Excerpts from an interface dataset:
--- START ---
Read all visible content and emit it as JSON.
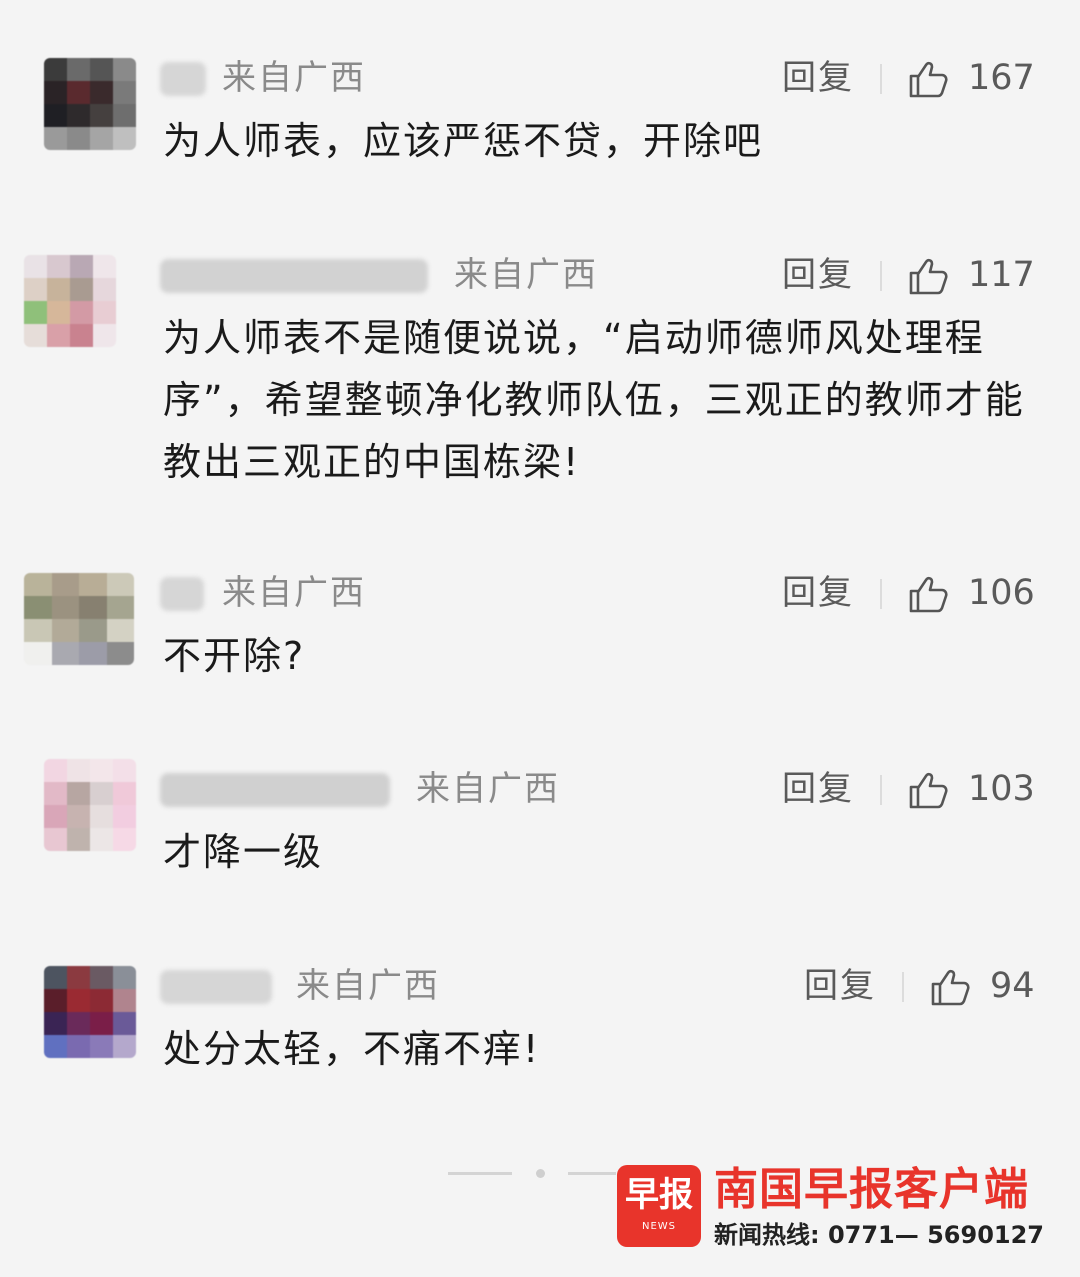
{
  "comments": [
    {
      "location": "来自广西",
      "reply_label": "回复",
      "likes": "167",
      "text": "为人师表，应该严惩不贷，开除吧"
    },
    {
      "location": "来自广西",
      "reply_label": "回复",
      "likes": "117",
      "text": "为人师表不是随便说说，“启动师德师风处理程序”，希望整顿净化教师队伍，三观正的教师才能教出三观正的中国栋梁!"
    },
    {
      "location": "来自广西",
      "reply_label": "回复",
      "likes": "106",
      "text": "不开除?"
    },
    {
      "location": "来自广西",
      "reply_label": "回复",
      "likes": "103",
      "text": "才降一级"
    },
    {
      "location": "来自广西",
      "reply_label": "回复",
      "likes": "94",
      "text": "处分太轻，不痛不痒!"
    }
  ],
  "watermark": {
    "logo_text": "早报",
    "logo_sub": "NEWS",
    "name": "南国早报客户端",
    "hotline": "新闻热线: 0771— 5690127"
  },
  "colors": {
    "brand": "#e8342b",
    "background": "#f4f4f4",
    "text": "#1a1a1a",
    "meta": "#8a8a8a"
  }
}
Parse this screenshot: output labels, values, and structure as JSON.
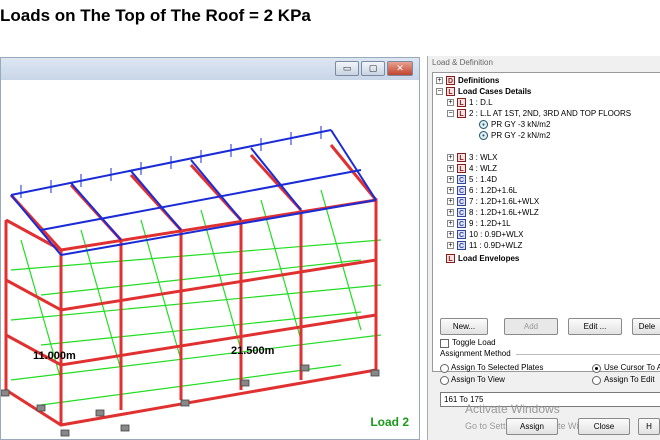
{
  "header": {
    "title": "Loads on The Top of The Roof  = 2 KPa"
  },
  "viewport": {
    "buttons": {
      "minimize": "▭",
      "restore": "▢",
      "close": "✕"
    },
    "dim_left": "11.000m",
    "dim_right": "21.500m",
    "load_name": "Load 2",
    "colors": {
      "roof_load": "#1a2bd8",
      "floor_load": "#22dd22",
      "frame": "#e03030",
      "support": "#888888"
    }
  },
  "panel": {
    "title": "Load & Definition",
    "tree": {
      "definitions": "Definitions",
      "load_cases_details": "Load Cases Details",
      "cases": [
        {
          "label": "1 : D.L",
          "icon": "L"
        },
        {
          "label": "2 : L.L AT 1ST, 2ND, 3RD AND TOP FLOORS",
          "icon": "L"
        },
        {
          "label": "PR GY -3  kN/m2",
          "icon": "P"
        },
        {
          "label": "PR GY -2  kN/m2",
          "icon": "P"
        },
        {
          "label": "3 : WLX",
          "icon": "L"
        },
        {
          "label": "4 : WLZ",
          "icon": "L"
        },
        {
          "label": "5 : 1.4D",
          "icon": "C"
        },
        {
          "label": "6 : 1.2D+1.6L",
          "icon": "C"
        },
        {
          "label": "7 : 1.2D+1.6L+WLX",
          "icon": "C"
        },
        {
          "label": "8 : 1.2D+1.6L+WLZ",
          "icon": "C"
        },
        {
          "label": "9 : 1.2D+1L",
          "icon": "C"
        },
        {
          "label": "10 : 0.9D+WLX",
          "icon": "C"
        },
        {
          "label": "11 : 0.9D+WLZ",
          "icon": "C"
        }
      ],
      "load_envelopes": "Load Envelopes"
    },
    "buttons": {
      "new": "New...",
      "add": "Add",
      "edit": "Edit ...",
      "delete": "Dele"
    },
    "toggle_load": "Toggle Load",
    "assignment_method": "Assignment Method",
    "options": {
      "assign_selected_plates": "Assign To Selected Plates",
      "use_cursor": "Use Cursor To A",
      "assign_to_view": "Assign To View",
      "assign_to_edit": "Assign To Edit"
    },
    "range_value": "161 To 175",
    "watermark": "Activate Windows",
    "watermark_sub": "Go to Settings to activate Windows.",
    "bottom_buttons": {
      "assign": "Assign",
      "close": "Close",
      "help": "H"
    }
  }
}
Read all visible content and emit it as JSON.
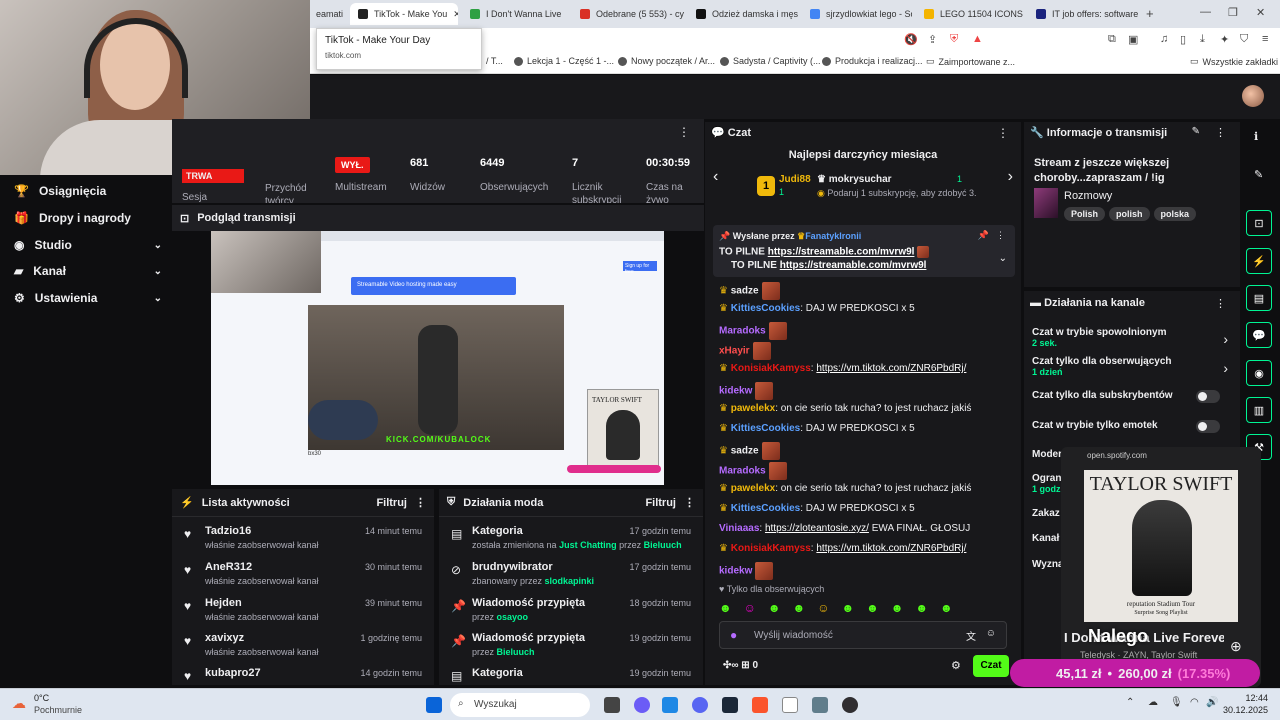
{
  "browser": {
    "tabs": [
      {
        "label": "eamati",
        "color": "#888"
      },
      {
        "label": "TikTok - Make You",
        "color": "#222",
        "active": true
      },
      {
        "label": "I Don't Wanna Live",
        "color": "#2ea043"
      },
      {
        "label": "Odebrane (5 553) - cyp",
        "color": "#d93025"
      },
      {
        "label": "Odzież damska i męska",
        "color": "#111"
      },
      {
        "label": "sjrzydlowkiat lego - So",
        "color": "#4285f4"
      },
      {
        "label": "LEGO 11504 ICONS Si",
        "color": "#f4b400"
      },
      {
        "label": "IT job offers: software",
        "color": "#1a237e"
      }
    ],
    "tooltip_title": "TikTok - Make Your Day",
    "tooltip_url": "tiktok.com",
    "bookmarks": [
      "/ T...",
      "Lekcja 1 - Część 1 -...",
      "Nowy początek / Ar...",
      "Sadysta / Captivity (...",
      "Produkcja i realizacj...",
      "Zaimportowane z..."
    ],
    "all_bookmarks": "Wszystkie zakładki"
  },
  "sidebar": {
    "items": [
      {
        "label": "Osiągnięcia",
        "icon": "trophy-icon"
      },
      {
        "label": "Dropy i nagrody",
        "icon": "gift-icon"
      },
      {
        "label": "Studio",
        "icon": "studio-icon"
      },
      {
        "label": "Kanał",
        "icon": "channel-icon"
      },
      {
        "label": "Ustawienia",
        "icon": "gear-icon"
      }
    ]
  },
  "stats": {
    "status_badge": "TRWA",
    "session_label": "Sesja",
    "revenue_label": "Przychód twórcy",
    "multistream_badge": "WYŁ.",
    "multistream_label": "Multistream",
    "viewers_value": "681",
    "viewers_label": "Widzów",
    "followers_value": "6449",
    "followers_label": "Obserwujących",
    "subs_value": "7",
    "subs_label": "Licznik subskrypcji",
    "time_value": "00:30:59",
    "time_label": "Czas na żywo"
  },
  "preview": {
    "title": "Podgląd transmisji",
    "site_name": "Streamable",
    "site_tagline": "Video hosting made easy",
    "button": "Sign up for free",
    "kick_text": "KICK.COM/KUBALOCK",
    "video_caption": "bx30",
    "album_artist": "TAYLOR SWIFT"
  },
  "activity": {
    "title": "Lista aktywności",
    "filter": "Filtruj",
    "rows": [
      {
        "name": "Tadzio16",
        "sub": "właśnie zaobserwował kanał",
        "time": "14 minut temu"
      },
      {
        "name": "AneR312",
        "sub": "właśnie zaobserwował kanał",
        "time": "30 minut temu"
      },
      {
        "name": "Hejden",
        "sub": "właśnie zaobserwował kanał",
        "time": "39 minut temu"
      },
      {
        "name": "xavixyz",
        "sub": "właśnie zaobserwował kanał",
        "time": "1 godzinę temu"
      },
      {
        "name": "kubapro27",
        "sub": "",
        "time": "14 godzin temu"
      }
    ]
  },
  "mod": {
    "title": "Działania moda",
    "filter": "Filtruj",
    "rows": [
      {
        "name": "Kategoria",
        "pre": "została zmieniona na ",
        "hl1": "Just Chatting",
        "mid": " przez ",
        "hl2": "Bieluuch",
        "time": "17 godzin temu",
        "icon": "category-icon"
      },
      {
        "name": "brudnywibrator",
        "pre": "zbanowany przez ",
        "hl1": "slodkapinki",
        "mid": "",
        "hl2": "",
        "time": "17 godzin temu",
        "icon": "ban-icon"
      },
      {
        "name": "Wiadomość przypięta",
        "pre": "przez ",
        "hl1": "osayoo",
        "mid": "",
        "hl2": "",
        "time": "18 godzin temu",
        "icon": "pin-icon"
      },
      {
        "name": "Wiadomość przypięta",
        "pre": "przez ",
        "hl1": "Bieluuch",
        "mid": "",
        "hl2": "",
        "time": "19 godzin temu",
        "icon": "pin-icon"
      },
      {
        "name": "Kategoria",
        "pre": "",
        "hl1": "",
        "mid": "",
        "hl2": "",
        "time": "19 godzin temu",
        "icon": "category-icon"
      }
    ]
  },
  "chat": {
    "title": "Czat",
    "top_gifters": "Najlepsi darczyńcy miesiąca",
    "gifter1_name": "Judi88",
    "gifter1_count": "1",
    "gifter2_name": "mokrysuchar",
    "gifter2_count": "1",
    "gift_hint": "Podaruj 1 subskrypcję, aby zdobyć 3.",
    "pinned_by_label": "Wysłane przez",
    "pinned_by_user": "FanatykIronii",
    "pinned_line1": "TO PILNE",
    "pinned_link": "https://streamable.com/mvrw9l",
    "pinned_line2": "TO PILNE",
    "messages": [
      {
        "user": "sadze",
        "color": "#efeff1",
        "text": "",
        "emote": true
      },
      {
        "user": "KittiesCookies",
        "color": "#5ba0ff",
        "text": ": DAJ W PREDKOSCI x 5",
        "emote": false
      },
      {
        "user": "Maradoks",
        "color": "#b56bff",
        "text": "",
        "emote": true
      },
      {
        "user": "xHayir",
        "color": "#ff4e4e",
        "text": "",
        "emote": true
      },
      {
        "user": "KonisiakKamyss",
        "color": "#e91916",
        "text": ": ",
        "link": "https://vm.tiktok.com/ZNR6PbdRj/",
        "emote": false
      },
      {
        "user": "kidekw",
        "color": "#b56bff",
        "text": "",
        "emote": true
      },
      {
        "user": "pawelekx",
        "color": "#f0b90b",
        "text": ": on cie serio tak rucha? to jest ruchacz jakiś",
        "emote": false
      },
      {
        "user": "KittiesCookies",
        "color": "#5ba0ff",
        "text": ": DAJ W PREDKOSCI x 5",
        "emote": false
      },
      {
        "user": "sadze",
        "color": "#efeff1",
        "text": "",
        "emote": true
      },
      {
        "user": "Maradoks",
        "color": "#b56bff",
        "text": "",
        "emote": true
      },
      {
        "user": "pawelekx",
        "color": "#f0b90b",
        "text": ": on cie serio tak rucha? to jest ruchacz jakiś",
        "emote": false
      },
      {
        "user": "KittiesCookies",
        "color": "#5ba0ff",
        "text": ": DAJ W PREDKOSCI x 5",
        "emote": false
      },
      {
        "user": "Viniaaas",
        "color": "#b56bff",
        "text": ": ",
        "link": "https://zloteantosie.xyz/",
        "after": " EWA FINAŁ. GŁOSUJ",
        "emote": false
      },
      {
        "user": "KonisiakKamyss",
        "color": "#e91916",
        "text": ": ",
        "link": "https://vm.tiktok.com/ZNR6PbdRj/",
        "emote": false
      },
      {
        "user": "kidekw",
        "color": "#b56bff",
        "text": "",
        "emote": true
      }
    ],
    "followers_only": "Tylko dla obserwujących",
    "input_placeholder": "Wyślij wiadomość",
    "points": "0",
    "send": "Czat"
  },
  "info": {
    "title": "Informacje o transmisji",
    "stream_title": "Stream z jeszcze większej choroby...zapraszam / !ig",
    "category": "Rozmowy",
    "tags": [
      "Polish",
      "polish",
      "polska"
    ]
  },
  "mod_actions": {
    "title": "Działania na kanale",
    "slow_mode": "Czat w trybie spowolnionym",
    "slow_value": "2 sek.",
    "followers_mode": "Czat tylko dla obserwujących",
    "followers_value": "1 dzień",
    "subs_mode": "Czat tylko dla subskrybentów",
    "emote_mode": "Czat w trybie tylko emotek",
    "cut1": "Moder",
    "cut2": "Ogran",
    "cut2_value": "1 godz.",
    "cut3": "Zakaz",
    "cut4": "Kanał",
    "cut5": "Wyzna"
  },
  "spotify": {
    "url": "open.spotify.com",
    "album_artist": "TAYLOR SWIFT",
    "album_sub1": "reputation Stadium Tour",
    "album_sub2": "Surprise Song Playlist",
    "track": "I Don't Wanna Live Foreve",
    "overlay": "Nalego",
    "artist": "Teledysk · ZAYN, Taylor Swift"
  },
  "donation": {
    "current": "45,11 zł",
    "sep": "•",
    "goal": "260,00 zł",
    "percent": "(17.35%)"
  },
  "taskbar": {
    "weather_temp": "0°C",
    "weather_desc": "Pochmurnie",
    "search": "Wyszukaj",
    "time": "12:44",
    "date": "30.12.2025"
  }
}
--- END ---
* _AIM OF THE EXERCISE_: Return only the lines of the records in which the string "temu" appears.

* _RESULT_:
        "time": "14 minut temu"
        "time": "30 minut temu"
        "time": "39 minut temu"
        "time": "1 godzinę temu"
        "time": "14 godzin temu"
        "time": "17 godzin temu",
        "time": "17 godzin temu",
        "time": "18 godzin temu",
        "time": "19 godzin temu",
        "time": "19 godzin temu",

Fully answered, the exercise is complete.